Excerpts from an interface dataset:
BEGIN
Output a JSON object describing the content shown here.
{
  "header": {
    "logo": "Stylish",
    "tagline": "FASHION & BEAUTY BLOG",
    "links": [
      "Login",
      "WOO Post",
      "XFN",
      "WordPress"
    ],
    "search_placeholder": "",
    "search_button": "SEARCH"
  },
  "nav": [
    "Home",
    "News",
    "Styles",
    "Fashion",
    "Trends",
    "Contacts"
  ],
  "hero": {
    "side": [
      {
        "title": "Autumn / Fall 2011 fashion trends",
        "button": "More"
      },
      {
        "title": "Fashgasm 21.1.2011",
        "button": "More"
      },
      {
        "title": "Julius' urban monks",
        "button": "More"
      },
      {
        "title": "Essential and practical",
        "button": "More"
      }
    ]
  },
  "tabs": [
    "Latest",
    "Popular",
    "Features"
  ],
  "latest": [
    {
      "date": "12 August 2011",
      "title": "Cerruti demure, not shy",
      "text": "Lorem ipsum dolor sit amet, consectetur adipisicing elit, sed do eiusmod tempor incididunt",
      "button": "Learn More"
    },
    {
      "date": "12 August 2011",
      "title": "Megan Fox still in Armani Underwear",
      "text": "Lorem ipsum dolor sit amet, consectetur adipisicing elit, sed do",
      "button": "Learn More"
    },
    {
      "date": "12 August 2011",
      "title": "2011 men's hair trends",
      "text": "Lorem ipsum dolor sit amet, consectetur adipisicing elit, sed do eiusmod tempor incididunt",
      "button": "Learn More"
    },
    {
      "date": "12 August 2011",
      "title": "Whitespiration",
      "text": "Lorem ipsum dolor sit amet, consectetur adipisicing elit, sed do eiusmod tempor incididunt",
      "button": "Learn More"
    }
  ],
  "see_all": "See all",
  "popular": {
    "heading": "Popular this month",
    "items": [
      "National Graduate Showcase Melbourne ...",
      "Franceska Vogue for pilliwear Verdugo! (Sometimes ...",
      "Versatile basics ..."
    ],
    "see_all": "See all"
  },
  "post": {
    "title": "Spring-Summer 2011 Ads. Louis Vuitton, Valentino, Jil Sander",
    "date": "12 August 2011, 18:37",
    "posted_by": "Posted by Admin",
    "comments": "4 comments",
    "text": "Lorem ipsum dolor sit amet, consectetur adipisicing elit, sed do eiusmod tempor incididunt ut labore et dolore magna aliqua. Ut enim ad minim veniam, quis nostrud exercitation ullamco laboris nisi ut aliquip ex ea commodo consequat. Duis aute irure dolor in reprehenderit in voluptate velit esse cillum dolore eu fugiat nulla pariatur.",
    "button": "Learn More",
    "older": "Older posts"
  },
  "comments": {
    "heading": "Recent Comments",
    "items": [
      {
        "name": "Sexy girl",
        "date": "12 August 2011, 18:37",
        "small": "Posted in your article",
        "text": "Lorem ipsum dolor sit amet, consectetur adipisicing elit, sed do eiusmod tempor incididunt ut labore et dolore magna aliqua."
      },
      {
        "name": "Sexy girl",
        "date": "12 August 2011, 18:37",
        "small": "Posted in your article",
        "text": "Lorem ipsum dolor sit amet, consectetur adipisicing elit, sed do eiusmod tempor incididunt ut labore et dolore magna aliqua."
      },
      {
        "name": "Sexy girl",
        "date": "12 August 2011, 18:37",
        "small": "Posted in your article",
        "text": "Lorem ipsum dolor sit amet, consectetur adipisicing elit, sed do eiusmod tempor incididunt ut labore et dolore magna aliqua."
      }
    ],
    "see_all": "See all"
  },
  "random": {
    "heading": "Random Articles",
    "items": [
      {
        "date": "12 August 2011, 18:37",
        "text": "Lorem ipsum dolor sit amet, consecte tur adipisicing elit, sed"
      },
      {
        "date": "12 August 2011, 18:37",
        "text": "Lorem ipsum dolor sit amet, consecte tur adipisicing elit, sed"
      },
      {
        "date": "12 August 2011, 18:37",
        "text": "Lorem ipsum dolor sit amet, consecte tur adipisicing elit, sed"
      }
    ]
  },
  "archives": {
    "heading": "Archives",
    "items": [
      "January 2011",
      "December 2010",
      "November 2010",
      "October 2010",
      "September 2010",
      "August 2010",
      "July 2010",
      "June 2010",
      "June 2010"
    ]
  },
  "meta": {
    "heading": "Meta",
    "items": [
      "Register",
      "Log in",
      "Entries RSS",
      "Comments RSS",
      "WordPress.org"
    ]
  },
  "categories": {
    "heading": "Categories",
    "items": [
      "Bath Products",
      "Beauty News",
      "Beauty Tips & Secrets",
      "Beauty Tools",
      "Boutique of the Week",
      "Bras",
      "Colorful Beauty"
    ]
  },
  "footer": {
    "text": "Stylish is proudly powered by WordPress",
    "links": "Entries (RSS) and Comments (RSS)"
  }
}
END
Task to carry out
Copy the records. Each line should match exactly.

Solution for this task
Output a JSON object describing the content shown here.
{
  "header": {
    "logo": "Stylish",
    "tagline": "FASHION & BEAUTY BLOG",
    "links": [
      "Login",
      "WOO Post",
      "XFN",
      "WordPress"
    ],
    "search_placeholder": "",
    "search_button": "SEARCH"
  },
  "nav": [
    "Home",
    "News",
    "Styles",
    "Fashion",
    "Trends",
    "Contacts"
  ],
  "hero": {
    "side": [
      {
        "title": "Autumn / Fall 2011 fashion trends",
        "button": "More"
      },
      {
        "title": "Fashgasm 21.1.2011",
        "button": "More"
      },
      {
        "title": "Julius' urban monks",
        "button": "More"
      },
      {
        "title": "Essential and practical",
        "button": "More"
      }
    ]
  },
  "tabs": [
    "Latest",
    "Popular",
    "Features"
  ],
  "latest": [
    {
      "date": "12 August 2011",
      "title": "Cerruti demure, not shy",
      "text": "Lorem ipsum dolor sit amet, consectetur adipisicing elit, sed do eiusmod tempor incididunt",
      "button": "Learn More"
    },
    {
      "date": "12 August 2011",
      "title": "Megan Fox still in Armani Underwear",
      "text": "Lorem ipsum dolor sit amet, consectetur adipisicing elit, sed do",
      "button": "Learn More"
    },
    {
      "date": "12 August 2011",
      "title": "2011 men's hair trends",
      "text": "Lorem ipsum dolor sit amet, consectetur adipisicing elit, sed do eiusmod tempor incididunt",
      "button": "Learn More"
    },
    {
      "date": "12 August 2011",
      "title": "Whitespiration",
      "text": "Lorem ipsum dolor sit amet, consectetur adipisicing elit, sed do eiusmod tempor incididunt",
      "button": "Learn More"
    }
  ],
  "see_all": "See all",
  "popular": {
    "heading": "Popular this month",
    "items": [
      "National Graduate Showcase Melbourne ...",
      "Franceska Vogue for pilliwear Verdugo! (Sometimes ...",
      "Versatile basics ..."
    ],
    "see_all": "See all"
  },
  "post": {
    "title": "Spring-Summer 2011 Ads. Louis Vuitton, Valentino, Jil Sander",
    "date": "12 August 2011, 18:37",
    "posted_by": "Posted by Admin",
    "comments": "4 comments",
    "text": "Lorem ipsum dolor sit amet, consectetur adipisicing elit, sed do eiusmod tempor incididunt ut labore et dolore magna aliqua. Ut enim ad minim veniam, quis nostrud exercitation ullamco laboris nisi ut aliquip ex ea commodo consequat. Duis aute irure dolor in reprehenderit in voluptate velit esse cillum dolore eu fugiat nulla pariatur.",
    "button": "Learn More",
    "older": "Older posts"
  },
  "comments": {
    "heading": "Recent Comments",
    "items": [
      {
        "name": "Sexy girl",
        "date": "12 August 2011, 18:37",
        "small": "Posted in your article",
        "text": "Lorem ipsum dolor sit amet, consectetur adipisicing elit, sed do eiusmod tempor incididunt ut labore et dolore magna aliqua."
      },
      {
        "name": "Sexy girl",
        "date": "12 August 2011, 18:37",
        "small": "Posted in your article",
        "text": "Lorem ipsum dolor sit amet, consectetur adipisicing elit, sed do eiusmod tempor incididunt ut labore et dolore magna aliqua."
      },
      {
        "name": "Sexy girl",
        "date": "12 August 2011, 18:37",
        "small": "Posted in your article",
        "text": "Lorem ipsum dolor sit amet, consectetur adipisicing elit, sed do eiusmod tempor incididunt ut labore et dolore magna aliqua."
      }
    ],
    "see_all": "See all"
  },
  "random": {
    "heading": "Random Articles",
    "items": [
      {
        "date": "12 August 2011, 18:37",
        "text": "Lorem ipsum dolor sit amet, consecte tur adipisicing elit, sed"
      },
      {
        "date": "12 August 2011, 18:37",
        "text": "Lorem ipsum dolor sit amet, consecte tur adipisicing elit, sed"
      },
      {
        "date": "12 August 2011, 18:37",
        "text": "Lorem ipsum dolor sit amet, consecte tur adipisicing elit, sed"
      }
    ]
  },
  "archives": {
    "heading": "Archives",
    "items": [
      "January 2011",
      "December 2010",
      "November 2010",
      "October 2010",
      "September 2010",
      "August 2010",
      "July 2010",
      "June 2010",
      "June 2010"
    ]
  },
  "meta": {
    "heading": "Meta",
    "items": [
      "Register",
      "Log in",
      "Entries RSS",
      "Comments RSS",
      "WordPress.org"
    ]
  },
  "categories": {
    "heading": "Categories",
    "items": [
      "Bath Products",
      "Beauty News",
      "Beauty Tips & Secrets",
      "Beauty Tools",
      "Boutique of the Week",
      "Bras",
      "Colorful Beauty"
    ]
  },
  "footer": {
    "text": "Stylish is proudly powered by WordPress",
    "links": "Entries (RSS) and Comments (RSS)"
  }
}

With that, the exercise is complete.